**PROBLEM TO SOLVE**
Examine the entries and show every line in which the word "JSON" is found.

━━━━━ PROVIDED INFORMATION ━━━━━

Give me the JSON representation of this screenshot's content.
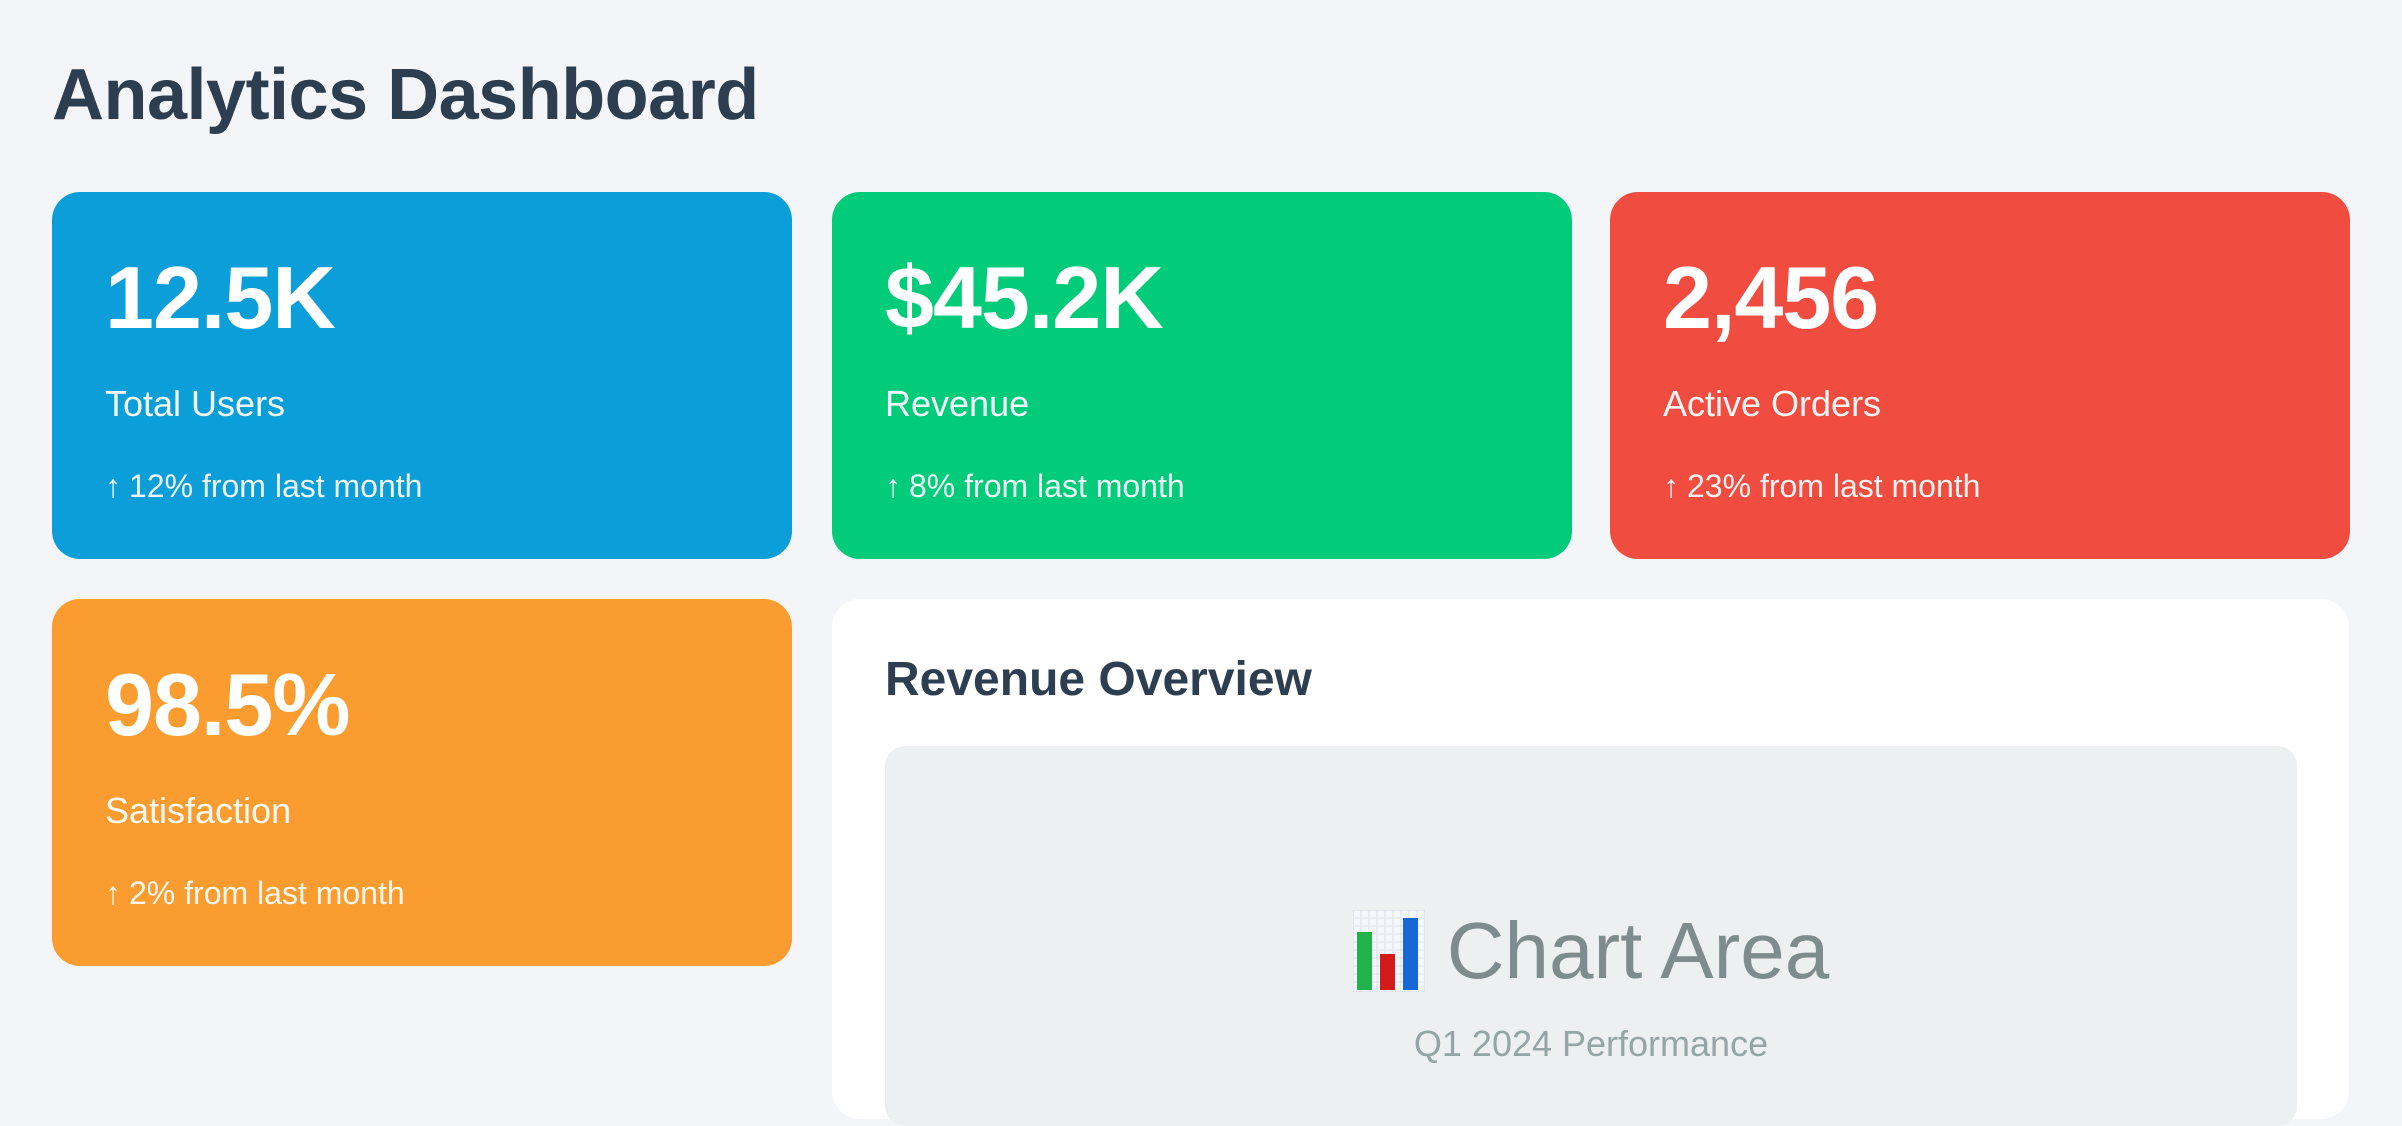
{
  "header": {
    "title": "Analytics Dashboard"
  },
  "stats": [
    {
      "value": "12.5K",
      "label": "Total Users",
      "arrow": "↑",
      "change": "12% from last month",
      "color": "#0c9ed9"
    },
    {
      "value": "$45.2K",
      "label": "Revenue",
      "arrow": "↑",
      "change": "8% from last month",
      "color": "#02cb79"
    },
    {
      "value": "2,456",
      "label": "Active Orders",
      "arrow": "↑",
      "change": "23% from last month",
      "color": "#f04c40"
    },
    {
      "value": "98.5%",
      "label": "Satisfaction",
      "arrow": "↑",
      "change": "2% from last month",
      "color": "#fa9c2f"
    }
  ],
  "revenue_overview": {
    "title": "Revenue Overview",
    "placeholder_icon": "bar-chart-icon",
    "placeholder_text": "Chart Area",
    "subtitle": "Q1 2024 Performance"
  },
  "colors": {
    "background": "#f4f5f8",
    "heading": "#2c3e50",
    "chart_area_bg": "#ecf0f1",
    "muted_text": "#7f8c8d"
  }
}
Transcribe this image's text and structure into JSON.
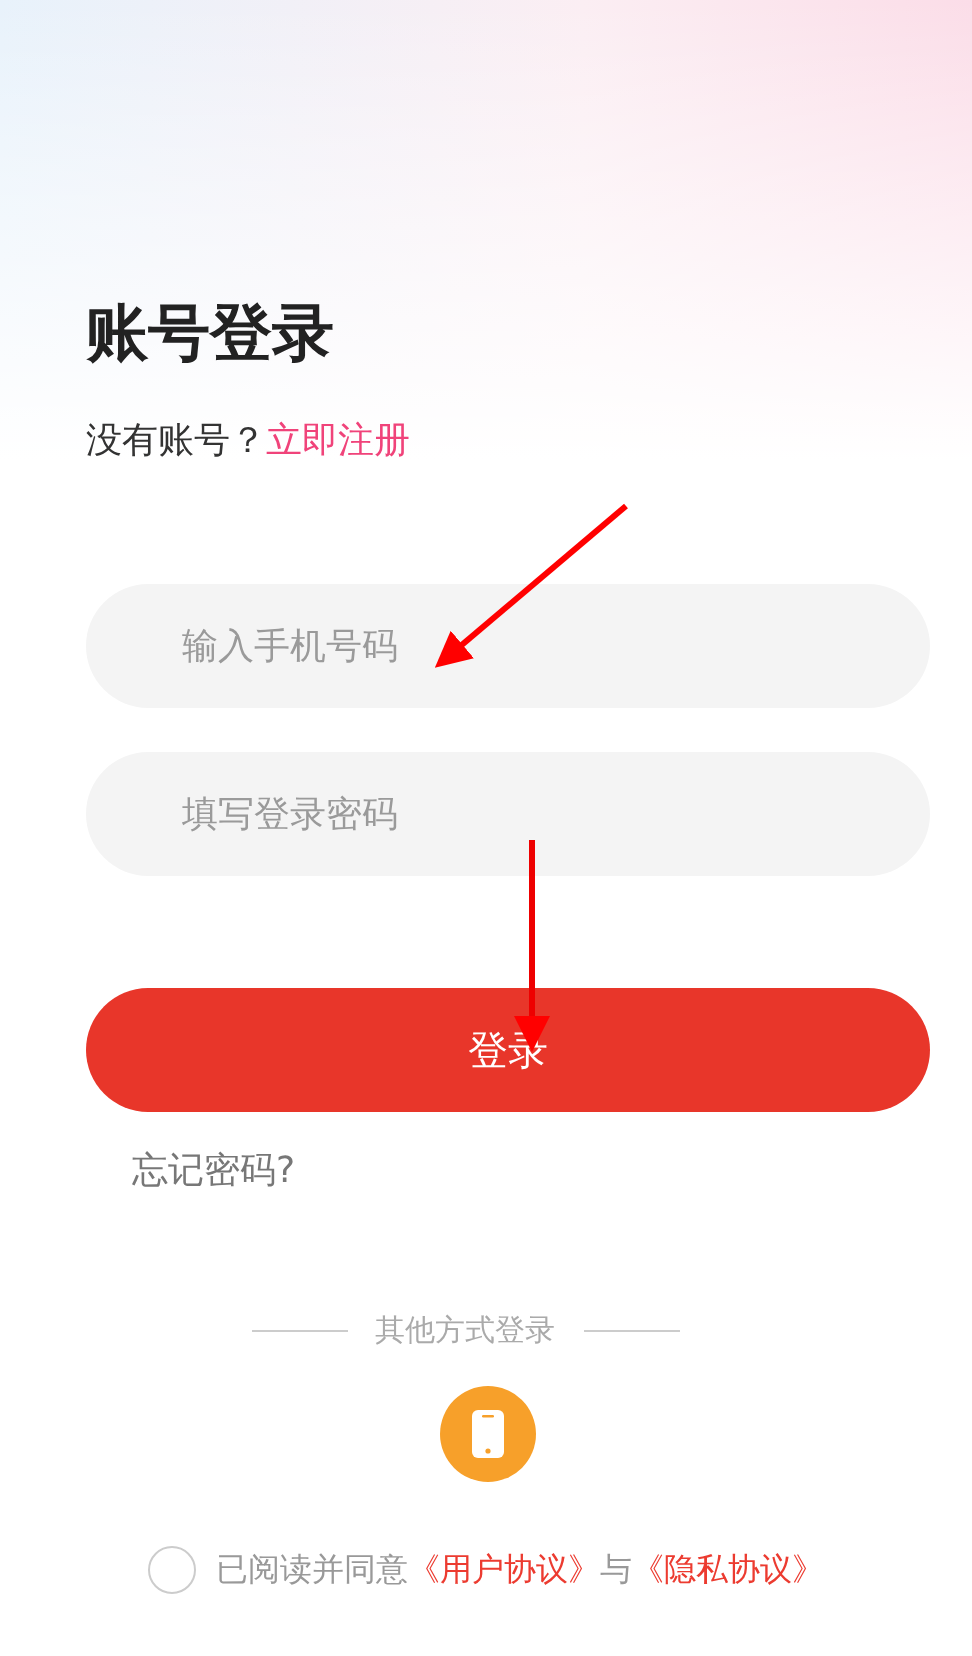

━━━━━

**RESPONSE TO THE EXERCISE**
Give me the JSON representation of this screenshot's content.
Transcribe this image's text and structure into JSON.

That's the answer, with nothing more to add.